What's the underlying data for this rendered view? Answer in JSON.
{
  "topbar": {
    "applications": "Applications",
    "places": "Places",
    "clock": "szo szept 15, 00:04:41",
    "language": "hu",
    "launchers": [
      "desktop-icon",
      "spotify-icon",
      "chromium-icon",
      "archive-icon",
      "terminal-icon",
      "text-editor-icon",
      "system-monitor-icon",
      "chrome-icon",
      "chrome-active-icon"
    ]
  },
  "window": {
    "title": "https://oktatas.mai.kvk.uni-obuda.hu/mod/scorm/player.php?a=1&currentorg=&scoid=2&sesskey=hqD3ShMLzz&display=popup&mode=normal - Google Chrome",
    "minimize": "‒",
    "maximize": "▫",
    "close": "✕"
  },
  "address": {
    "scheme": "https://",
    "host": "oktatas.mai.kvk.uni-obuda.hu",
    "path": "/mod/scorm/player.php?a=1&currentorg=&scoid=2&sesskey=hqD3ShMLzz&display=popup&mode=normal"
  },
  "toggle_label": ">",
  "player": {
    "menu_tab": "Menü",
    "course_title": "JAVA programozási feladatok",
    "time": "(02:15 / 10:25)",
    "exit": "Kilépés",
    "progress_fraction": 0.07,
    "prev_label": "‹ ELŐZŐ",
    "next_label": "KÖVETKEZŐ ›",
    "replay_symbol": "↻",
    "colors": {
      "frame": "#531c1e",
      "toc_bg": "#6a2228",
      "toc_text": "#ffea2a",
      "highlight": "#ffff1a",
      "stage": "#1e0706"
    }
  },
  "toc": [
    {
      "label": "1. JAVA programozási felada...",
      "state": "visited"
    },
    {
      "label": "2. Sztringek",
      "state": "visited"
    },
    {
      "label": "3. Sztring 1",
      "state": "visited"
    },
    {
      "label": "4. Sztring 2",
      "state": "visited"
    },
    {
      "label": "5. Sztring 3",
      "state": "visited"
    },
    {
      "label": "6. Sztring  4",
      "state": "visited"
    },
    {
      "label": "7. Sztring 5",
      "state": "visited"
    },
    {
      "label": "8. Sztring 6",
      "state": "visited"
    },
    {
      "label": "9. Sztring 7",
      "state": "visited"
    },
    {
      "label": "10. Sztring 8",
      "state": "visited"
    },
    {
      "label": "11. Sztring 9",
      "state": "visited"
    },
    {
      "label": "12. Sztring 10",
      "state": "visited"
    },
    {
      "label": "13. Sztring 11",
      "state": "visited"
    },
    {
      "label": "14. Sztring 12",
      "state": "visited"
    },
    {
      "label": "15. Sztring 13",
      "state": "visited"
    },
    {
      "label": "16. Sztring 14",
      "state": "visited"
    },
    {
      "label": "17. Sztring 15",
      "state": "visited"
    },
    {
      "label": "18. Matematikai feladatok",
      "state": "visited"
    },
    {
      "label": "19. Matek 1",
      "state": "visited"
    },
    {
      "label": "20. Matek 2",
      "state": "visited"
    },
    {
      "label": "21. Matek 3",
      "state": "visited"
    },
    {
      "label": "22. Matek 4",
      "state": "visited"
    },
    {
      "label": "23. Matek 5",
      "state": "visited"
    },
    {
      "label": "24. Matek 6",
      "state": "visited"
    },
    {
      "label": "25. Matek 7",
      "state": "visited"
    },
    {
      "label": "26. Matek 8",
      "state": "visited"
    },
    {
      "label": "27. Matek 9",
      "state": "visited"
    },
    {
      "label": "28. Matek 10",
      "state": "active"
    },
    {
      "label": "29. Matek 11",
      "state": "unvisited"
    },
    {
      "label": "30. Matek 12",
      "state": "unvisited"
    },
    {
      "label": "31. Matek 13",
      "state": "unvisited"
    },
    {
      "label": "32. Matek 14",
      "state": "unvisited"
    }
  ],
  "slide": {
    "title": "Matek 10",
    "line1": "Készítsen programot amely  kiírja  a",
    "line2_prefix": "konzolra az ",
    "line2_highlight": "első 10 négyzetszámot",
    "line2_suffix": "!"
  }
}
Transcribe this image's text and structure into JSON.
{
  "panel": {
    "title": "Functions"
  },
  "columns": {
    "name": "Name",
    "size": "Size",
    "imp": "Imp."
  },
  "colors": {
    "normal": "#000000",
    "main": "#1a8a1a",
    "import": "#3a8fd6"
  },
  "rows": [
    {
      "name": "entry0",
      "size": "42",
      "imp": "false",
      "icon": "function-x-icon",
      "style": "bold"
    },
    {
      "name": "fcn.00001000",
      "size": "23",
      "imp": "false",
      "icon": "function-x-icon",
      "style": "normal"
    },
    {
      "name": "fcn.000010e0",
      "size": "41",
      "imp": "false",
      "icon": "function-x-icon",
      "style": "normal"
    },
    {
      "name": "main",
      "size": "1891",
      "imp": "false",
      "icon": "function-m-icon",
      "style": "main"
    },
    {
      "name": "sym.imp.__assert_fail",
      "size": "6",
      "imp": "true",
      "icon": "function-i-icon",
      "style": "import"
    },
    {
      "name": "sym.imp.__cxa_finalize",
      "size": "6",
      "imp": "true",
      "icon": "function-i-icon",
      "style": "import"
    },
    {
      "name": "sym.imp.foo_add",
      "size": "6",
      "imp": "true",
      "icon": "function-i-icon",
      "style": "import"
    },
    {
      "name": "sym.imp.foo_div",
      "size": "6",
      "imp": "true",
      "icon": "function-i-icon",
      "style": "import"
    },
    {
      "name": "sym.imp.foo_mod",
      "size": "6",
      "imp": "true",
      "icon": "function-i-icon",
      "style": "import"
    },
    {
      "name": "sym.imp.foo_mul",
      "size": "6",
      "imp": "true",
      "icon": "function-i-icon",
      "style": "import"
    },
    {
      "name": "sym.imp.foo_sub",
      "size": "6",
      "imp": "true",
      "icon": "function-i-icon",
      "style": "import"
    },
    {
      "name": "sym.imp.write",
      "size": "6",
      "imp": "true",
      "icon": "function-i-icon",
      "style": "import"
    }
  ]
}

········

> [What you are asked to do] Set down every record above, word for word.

> [Solution to the problem]
What's the underlying data for this rendered view? Answer in JSON.
{
  "topbar": {
    "applications": "Applications",
    "places": "Places",
    "clock": "szo szept 15, 00:04:41",
    "language": "hu",
    "launchers": [
      "desktop-icon",
      "spotify-icon",
      "chromium-icon",
      "archive-icon",
      "terminal-icon",
      "text-editor-icon",
      "system-monitor-icon",
      "chrome-icon",
      "chrome-active-icon"
    ]
  },
  "window": {
    "title": "https://oktatas.mai.kvk.uni-obuda.hu/mod/scorm/player.php?a=1&currentorg=&scoid=2&sesskey=hqD3ShMLzz&display=popup&mode=normal - Google Chrome",
    "minimize": "‒",
    "maximize": "▫",
    "close": "✕"
  },
  "address": {
    "scheme": "https://",
    "host": "oktatas.mai.kvk.uni-obuda.hu",
    "path": "/mod/scorm/player.php?a=1&currentorg=&scoid=2&sesskey=hqD3ShMLzz&display=popup&mode=normal"
  },
  "toggle_label": ">",
  "player": {
    "menu_tab": "Menü",
    "course_title": "JAVA programozási feladatok",
    "time": "(02:15 / 10:25)",
    "exit": "Kilépés",
    "progress_fraction": 0.07,
    "prev_label": "‹ ELŐZŐ",
    "next_label": "KÖVETKEZŐ ›",
    "replay_symbol": "↻",
    "colors": {
      "frame": "#531c1e",
      "toc_bg": "#6a2228",
      "toc_text": "#ffea2a",
      "highlight": "#ffff1a",
      "stage": "#1e0706"
    }
  },
  "toc": [
    {
      "label": "1. JAVA programozási felada...",
      "state": "visited"
    },
    {
      "label": "2. Sztringek",
      "state": "visited"
    },
    {
      "label": "3. Sztring 1",
      "state": "visited"
    },
    {
      "label": "4. Sztring 2",
      "state": "visited"
    },
    {
      "label": "5. Sztring 3",
      "state": "visited"
    },
    {
      "label": "6. Sztring  4",
      "state": "visited"
    },
    {
      "label": "7. Sztring 5",
      "state": "visited"
    },
    {
      "label": "8. Sztring 6",
      "state": "visited"
    },
    {
      "label": "9. Sztring 7",
      "state": "visited"
    },
    {
      "label": "10. Sztring 8",
      "state": "visited"
    },
    {
      "label": "11. Sztring 9",
      "state": "visited"
    },
    {
      "label": "12. Sztring 10",
      "state": "visited"
    },
    {
      "label": "13. Sztring 11",
      "state": "visited"
    },
    {
      "label": "14. Sztring 12",
      "state": "visited"
    },
    {
      "label": "15. Sztring 13",
      "state": "visited"
    },
    {
      "label": "16. Sztring 14",
      "state": "visited"
    },
    {
      "label": "17. Sztring 15",
      "state": "visited"
    },
    {
      "label": "18. Matematikai feladatok",
      "state": "visited"
    },
    {
      "label": "19. Matek 1",
      "state": "visited"
    },
    {
      "label": "20. Matek 2",
      "state": "visited"
    },
    {
      "label": "21. Matek 3",
      "state": "visited"
    },
    {
      "label": "22. Matek 4",
      "state": "visited"
    },
    {
      "label": "23. Matek 5",
      "state": "visited"
    },
    {
      "label": "24. Matek 6",
      "state": "visited"
    },
    {
      "label": "25. Matek 7",
      "state": "visited"
    },
    {
      "label": "26. Matek 8",
      "state": "visited"
    },
    {
      "label": "27. Matek 9",
      "state": "visited"
    },
    {
      "label": "28. Matek 10",
      "state": "active"
    },
    {
      "label": "29. Matek 11",
      "state": "unvisited"
    },
    {
      "label": "30. Matek 12",
      "state": "unvisited"
    },
    {
      "label": "31. Matek 13",
      "state": "unvisited"
    },
    {
      "label": "32. Matek 14",
      "state": "unvisited"
    }
  ],
  "slide": {
    "title": "Matek 10",
    "line1": "Készítsen programot amely  kiírja  a",
    "line2_prefix": "konzolra az ",
    "line2_highlight": "első 10 négyzetszámot",
    "line2_suffix": "!"
  }
}
Transcribe this image's text and structure into JSON.
{
  "panel": {
    "title": "Functions"
  },
  "columns": {
    "name": "Name",
    "size": "Size",
    "imp": "Imp."
  },
  "colors": {
    "normal": "#000000",
    "main": "#1a8a1a",
    "import": "#3a8fd6"
  },
  "rows": [
    {
      "name": "entry0",
      "size": "42",
      "imp": "false",
      "icon": "function-x-icon",
      "style": "bold"
    },
    {
      "name": "fcn.00001000",
      "size": "23",
      "imp": "false",
      "icon": "function-x-icon",
      "style": "normal"
    },
    {
      "name": "fcn.000010e0",
      "size": "41",
      "imp": "false",
      "icon": "function-x-icon",
      "style": "normal"
    },
    {
      "name": "main",
      "size": "1891",
      "imp": "false",
      "icon": "function-m-icon",
      "style": "main"
    },
    {
      "name": "sym.imp.__assert_fail",
      "size": "6",
      "imp": "true",
      "icon": "function-i-icon",
      "style": "import"
    },
    {
      "name": "sym.imp.__cxa_finalize",
      "size": "6",
      "imp": "true",
      "icon": "function-i-icon",
      "style": "import"
    },
    {
      "name": "sym.imp.foo_add",
      "size": "6",
      "imp": "true",
      "icon": "function-i-icon",
      "style": "import"
    },
    {
      "name": "sym.imp.foo_div",
      "size": "6",
      "imp": "true",
      "icon": "function-i-icon",
      "style": "import"
    },
    {
      "name": "sym.imp.foo_mod",
      "size": "6",
      "imp": "true",
      "icon": "function-i-icon",
      "style": "import"
    },
    {
      "name": "sym.imp.foo_mul",
      "size": "6",
      "imp": "true",
      "icon": "function-i-icon",
      "style": "import"
    },
    {
      "name": "sym.imp.foo_sub",
      "size": "6",
      "imp": "true",
      "icon": "function-i-icon",
      "style": "import"
    },
    {
      "name": "sym.imp.write",
      "size": "6",
      "imp": "true",
      "icon": "function-i-icon",
      "style": "import"
    }
  ]
}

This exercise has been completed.